• What to work on: Lines holding the word "used" must be located in the listing below and copied.
<<<<
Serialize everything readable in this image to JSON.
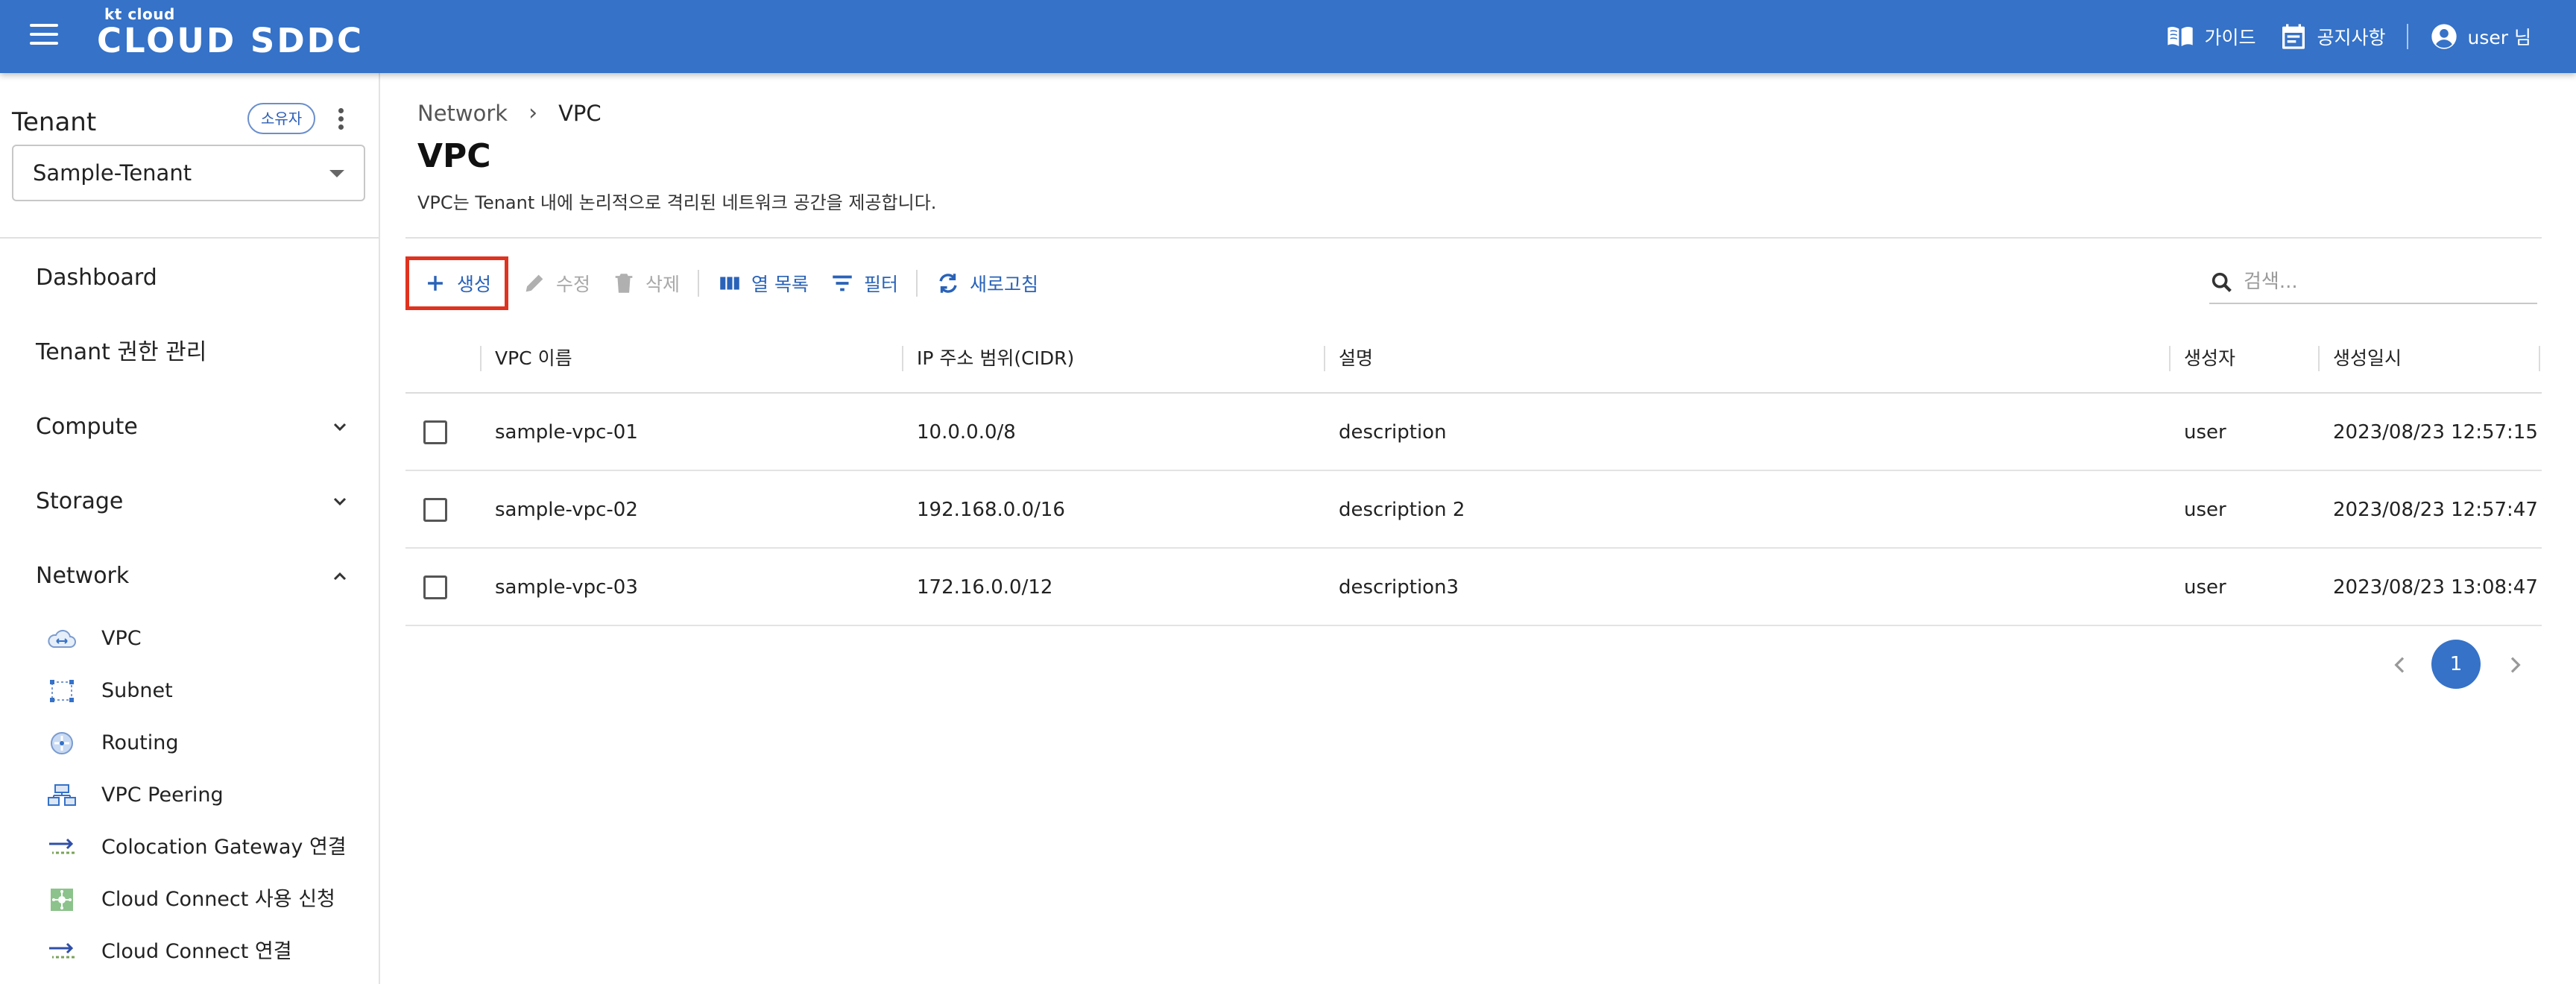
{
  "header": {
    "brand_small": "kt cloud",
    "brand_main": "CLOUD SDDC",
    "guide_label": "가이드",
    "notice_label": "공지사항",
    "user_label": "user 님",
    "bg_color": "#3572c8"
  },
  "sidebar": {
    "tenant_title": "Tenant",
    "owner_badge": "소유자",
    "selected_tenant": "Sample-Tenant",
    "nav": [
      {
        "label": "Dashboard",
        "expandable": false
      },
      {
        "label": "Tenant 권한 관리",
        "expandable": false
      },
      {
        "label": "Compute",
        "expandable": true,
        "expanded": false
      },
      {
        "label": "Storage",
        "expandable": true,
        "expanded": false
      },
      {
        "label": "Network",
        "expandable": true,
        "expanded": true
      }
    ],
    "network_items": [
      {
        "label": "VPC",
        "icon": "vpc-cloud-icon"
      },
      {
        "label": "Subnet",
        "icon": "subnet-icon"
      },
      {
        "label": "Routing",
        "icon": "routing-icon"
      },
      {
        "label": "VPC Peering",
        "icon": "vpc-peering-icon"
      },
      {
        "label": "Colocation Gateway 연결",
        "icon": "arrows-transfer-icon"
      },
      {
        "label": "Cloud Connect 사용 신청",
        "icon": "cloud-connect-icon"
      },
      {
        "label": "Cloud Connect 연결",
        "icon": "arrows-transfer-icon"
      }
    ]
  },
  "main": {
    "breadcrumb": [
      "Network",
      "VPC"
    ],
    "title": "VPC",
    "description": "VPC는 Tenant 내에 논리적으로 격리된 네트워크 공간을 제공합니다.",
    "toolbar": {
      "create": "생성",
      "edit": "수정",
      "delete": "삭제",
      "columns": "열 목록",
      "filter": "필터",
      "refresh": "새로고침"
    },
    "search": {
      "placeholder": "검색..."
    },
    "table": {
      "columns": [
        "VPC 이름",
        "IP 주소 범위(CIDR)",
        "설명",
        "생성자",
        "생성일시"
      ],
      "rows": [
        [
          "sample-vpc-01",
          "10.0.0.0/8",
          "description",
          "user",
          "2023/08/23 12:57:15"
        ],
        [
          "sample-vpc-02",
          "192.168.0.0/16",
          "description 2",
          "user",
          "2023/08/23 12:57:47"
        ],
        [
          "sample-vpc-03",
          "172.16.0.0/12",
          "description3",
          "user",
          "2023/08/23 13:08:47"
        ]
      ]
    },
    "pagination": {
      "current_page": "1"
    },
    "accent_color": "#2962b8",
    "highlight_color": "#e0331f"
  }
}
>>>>
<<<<
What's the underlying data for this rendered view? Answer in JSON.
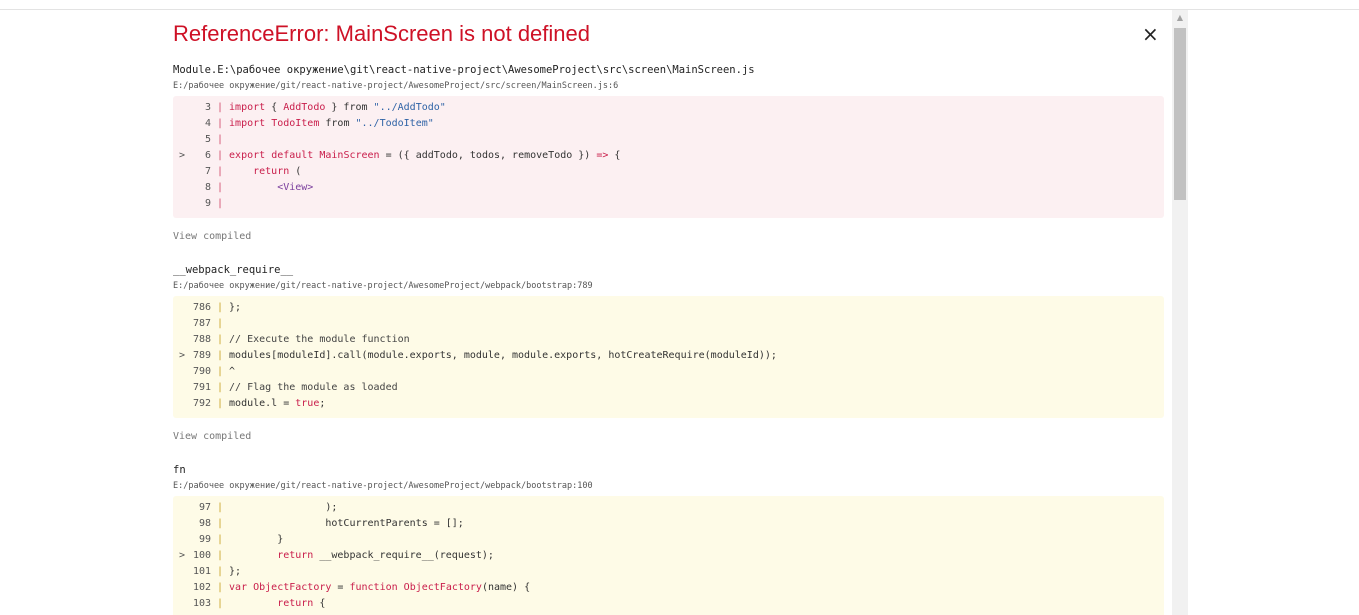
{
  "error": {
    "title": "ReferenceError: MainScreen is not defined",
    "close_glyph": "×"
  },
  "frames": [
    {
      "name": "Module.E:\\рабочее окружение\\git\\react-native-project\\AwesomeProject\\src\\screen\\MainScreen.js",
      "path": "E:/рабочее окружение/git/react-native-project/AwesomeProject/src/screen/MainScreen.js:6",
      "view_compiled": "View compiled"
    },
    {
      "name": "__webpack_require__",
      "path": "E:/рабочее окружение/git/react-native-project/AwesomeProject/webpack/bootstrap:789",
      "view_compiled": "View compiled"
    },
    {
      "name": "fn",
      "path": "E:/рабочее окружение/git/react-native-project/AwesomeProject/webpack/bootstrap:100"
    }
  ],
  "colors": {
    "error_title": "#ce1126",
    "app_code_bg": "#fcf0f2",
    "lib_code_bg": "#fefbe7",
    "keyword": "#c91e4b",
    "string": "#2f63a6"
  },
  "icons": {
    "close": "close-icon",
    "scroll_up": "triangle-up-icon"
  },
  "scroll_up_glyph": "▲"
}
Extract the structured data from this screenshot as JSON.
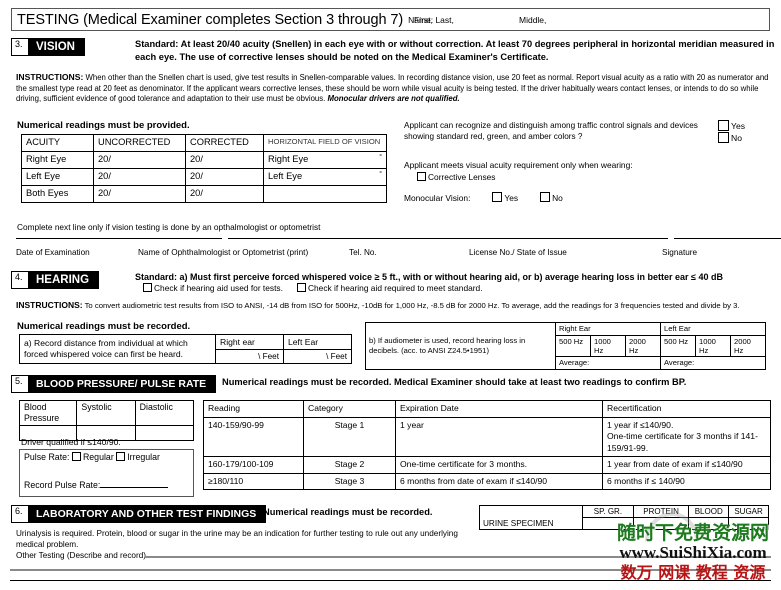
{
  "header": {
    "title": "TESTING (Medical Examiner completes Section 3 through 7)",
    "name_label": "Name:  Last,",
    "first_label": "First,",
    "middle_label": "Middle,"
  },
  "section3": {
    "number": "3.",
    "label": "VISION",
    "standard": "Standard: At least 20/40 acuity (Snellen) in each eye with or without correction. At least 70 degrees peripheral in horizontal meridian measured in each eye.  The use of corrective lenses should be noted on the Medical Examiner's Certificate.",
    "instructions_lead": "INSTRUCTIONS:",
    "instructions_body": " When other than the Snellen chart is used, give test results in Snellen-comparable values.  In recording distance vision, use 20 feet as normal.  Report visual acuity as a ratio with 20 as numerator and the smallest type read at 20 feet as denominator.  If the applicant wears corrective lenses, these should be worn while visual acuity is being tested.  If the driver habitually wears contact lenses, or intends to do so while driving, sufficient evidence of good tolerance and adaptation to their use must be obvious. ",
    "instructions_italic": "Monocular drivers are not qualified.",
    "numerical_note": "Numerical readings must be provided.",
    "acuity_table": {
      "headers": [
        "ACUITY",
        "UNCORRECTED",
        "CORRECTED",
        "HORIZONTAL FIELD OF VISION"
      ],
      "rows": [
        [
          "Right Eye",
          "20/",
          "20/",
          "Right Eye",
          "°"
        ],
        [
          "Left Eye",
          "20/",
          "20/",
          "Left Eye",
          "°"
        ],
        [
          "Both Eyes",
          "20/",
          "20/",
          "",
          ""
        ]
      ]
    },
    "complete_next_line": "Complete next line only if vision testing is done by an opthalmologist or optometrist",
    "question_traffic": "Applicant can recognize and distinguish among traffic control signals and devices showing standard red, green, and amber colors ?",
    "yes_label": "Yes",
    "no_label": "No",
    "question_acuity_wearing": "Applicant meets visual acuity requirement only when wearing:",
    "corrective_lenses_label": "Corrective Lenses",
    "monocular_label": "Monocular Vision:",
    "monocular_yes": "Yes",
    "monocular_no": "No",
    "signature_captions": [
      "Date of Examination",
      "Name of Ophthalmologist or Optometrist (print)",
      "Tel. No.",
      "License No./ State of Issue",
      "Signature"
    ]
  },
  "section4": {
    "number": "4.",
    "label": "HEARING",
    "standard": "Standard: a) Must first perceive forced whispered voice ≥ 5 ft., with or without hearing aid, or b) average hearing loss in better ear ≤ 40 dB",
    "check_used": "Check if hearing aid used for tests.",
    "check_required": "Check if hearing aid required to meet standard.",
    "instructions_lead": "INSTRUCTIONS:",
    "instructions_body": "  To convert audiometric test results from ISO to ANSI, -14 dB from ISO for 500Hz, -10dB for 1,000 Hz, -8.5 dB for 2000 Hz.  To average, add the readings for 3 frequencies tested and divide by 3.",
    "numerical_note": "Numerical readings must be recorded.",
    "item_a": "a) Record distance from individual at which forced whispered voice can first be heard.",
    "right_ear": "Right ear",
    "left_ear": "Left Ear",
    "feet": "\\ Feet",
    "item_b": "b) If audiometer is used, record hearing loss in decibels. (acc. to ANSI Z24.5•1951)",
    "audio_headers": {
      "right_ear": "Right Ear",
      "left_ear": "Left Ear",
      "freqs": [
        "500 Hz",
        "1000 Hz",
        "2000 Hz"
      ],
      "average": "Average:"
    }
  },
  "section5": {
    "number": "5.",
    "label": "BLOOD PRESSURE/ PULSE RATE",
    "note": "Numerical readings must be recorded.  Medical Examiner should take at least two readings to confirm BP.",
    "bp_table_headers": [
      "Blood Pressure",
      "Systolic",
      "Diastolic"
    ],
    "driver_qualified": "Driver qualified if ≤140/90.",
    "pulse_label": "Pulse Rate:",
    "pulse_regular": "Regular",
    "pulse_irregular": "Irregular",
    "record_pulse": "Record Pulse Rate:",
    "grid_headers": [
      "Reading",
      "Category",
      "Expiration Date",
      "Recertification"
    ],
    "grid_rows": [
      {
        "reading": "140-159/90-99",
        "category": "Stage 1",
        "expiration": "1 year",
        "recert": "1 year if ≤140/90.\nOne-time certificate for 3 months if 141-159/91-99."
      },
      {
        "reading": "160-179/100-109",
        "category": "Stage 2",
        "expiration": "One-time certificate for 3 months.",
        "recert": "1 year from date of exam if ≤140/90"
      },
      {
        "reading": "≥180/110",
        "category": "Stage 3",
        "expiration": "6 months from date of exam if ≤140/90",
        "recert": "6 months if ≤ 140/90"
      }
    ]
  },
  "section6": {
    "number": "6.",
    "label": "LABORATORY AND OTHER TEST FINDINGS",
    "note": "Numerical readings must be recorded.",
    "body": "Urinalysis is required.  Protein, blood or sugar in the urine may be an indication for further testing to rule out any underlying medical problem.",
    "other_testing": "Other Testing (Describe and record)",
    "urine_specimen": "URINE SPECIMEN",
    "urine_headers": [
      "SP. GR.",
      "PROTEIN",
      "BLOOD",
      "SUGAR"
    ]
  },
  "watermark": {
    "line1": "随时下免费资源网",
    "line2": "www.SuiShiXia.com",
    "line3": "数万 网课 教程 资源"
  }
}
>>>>
• Task solution:
    "instructions_body": " When other than the Snellen chart is used, give test results in Snellen-comparable values.  In recording distance vision, use 20 feet as normal.  Report visual acuity as a ratio with 20 as numerator and the smallest type read at 20 feet as denominator.  If the applicant wears corrective lenses, these should be worn while visual acuity is being tested.  If the driver habitually wears contact lenses, or intends to do so while driving, sufficient evidence of good tolerance and adaptation to their use must be obvious. ",
    "check_used": "Check if hearing aid used for tests.",
    "item_b": "b) If audiometer is used, record hearing loss in decibels. (acc. to ANSI Z24.5•1951)",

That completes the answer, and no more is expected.